**Work order**
In how many lines of the data does the word "tables" appear? Give the number by itself.

════════════════════

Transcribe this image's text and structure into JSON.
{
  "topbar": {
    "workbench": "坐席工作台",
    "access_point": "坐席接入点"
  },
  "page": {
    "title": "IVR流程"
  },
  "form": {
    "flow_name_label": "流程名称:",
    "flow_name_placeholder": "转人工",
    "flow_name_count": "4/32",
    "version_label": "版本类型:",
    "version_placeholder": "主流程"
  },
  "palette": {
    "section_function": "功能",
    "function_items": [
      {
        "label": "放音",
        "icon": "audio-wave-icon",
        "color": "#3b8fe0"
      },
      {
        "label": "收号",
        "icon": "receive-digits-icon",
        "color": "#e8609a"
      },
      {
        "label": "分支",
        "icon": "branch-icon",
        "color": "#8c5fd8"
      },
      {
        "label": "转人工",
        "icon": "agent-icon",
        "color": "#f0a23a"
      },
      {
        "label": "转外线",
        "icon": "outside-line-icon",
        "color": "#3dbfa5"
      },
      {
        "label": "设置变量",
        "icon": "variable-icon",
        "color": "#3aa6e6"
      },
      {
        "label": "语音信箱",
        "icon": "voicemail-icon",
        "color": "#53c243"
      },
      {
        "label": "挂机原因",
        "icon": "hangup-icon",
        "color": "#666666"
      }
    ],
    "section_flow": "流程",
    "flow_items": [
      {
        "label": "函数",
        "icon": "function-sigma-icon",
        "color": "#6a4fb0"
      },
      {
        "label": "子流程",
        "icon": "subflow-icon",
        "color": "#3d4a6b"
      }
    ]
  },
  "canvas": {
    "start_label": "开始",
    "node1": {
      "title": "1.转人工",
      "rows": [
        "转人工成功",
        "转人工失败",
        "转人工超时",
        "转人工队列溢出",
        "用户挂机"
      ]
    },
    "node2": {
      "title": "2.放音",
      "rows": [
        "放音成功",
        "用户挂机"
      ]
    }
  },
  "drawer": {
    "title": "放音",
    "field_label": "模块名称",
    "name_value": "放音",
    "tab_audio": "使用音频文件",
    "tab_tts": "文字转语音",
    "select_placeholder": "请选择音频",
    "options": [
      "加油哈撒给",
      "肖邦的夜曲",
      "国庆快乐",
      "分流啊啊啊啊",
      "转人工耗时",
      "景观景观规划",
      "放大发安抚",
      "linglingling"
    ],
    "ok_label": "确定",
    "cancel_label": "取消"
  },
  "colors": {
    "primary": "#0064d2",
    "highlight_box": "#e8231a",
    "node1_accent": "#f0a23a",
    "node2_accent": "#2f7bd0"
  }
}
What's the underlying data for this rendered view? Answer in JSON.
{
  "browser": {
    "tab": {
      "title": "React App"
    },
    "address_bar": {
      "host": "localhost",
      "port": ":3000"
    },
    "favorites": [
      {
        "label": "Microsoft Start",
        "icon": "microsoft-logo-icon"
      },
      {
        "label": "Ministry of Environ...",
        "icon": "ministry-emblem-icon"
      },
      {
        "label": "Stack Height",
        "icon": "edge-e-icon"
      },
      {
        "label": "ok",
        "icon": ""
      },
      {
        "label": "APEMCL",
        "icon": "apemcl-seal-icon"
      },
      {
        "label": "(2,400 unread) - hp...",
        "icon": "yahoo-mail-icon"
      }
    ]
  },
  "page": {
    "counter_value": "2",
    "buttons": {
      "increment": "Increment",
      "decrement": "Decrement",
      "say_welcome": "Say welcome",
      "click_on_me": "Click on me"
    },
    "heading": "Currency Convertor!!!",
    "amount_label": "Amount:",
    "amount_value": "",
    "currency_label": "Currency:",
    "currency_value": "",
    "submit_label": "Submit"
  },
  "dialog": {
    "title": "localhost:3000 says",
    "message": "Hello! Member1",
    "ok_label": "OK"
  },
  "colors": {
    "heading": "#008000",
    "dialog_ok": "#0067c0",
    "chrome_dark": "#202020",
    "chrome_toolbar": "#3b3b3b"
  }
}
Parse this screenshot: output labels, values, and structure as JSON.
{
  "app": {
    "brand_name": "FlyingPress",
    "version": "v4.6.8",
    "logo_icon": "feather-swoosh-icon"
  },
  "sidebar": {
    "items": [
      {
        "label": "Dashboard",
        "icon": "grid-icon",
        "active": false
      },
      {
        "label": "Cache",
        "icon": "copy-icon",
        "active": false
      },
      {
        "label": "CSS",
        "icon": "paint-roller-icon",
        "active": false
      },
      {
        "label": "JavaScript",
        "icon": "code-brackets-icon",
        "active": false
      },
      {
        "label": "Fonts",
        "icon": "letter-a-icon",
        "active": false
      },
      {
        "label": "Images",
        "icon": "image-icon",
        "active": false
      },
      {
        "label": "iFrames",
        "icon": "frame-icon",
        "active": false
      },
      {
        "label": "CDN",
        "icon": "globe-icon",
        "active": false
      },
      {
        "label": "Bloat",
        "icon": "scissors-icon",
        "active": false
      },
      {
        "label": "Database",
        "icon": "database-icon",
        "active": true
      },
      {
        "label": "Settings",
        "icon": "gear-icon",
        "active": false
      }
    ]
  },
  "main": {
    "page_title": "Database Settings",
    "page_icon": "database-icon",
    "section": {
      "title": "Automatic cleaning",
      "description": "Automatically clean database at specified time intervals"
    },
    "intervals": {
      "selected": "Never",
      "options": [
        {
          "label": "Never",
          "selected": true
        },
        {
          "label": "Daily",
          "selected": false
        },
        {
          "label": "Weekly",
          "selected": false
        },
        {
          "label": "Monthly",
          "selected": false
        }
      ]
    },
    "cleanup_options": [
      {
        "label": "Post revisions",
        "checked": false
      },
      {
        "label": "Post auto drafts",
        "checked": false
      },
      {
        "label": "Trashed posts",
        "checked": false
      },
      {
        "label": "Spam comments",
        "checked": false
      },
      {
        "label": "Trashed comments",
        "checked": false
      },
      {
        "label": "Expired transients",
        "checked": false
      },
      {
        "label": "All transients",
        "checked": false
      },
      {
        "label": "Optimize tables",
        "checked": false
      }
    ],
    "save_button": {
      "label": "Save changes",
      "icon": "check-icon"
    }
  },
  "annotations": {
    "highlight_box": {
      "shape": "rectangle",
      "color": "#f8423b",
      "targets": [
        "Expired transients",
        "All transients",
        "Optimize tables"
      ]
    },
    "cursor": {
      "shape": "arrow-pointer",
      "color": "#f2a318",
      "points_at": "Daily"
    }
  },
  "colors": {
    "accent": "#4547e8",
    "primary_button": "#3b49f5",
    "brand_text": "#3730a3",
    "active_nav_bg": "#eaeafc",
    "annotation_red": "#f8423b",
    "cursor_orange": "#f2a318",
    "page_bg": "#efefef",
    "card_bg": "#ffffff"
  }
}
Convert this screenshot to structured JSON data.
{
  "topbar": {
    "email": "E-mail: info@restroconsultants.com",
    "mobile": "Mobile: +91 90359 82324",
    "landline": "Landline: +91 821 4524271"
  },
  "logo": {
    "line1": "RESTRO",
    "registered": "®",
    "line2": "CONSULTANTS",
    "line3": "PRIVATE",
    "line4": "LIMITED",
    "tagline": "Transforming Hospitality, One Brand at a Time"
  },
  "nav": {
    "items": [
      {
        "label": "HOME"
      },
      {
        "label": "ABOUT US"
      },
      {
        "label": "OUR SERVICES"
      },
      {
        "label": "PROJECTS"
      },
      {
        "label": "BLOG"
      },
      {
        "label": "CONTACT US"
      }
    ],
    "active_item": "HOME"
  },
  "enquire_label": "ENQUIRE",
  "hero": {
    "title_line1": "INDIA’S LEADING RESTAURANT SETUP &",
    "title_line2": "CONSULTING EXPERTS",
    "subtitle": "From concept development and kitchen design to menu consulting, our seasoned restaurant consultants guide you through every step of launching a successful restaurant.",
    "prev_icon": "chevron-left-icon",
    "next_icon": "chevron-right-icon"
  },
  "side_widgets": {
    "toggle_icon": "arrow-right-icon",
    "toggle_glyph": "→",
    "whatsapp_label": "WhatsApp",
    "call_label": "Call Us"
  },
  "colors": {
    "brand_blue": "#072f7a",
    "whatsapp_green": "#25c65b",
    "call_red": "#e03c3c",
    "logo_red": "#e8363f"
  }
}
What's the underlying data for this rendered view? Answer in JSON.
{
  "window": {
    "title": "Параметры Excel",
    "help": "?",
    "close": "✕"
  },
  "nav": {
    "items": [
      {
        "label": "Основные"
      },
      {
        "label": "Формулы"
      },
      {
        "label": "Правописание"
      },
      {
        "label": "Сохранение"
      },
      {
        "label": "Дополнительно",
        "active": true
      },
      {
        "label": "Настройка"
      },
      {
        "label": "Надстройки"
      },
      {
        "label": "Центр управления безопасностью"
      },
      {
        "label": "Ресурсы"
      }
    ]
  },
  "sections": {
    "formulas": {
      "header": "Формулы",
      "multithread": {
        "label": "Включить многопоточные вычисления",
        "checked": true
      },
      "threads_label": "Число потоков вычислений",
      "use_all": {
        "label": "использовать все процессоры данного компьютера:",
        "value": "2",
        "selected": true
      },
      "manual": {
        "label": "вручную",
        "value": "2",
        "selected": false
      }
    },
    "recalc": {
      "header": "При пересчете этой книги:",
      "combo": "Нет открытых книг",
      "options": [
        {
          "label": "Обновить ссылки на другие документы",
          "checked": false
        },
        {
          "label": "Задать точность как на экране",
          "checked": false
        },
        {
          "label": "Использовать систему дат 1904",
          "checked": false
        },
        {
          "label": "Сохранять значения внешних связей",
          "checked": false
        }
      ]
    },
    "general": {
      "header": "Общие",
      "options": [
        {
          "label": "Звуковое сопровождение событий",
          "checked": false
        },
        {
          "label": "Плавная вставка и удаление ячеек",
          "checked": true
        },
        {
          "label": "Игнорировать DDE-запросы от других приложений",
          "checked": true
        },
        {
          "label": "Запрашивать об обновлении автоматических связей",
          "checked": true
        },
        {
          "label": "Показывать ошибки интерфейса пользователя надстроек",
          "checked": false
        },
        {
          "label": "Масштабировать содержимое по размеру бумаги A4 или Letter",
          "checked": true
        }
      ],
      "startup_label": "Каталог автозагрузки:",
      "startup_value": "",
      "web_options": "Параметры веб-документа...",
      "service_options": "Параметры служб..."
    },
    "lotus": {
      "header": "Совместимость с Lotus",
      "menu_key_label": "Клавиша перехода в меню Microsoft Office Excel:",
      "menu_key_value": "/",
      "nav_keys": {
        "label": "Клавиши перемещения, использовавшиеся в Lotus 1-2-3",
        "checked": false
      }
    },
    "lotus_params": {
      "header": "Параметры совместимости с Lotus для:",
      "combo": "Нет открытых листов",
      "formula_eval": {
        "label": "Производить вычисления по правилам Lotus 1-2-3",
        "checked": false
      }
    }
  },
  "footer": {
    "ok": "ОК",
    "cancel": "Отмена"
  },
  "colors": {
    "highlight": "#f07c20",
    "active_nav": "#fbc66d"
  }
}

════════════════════

**Solution to the problem**
2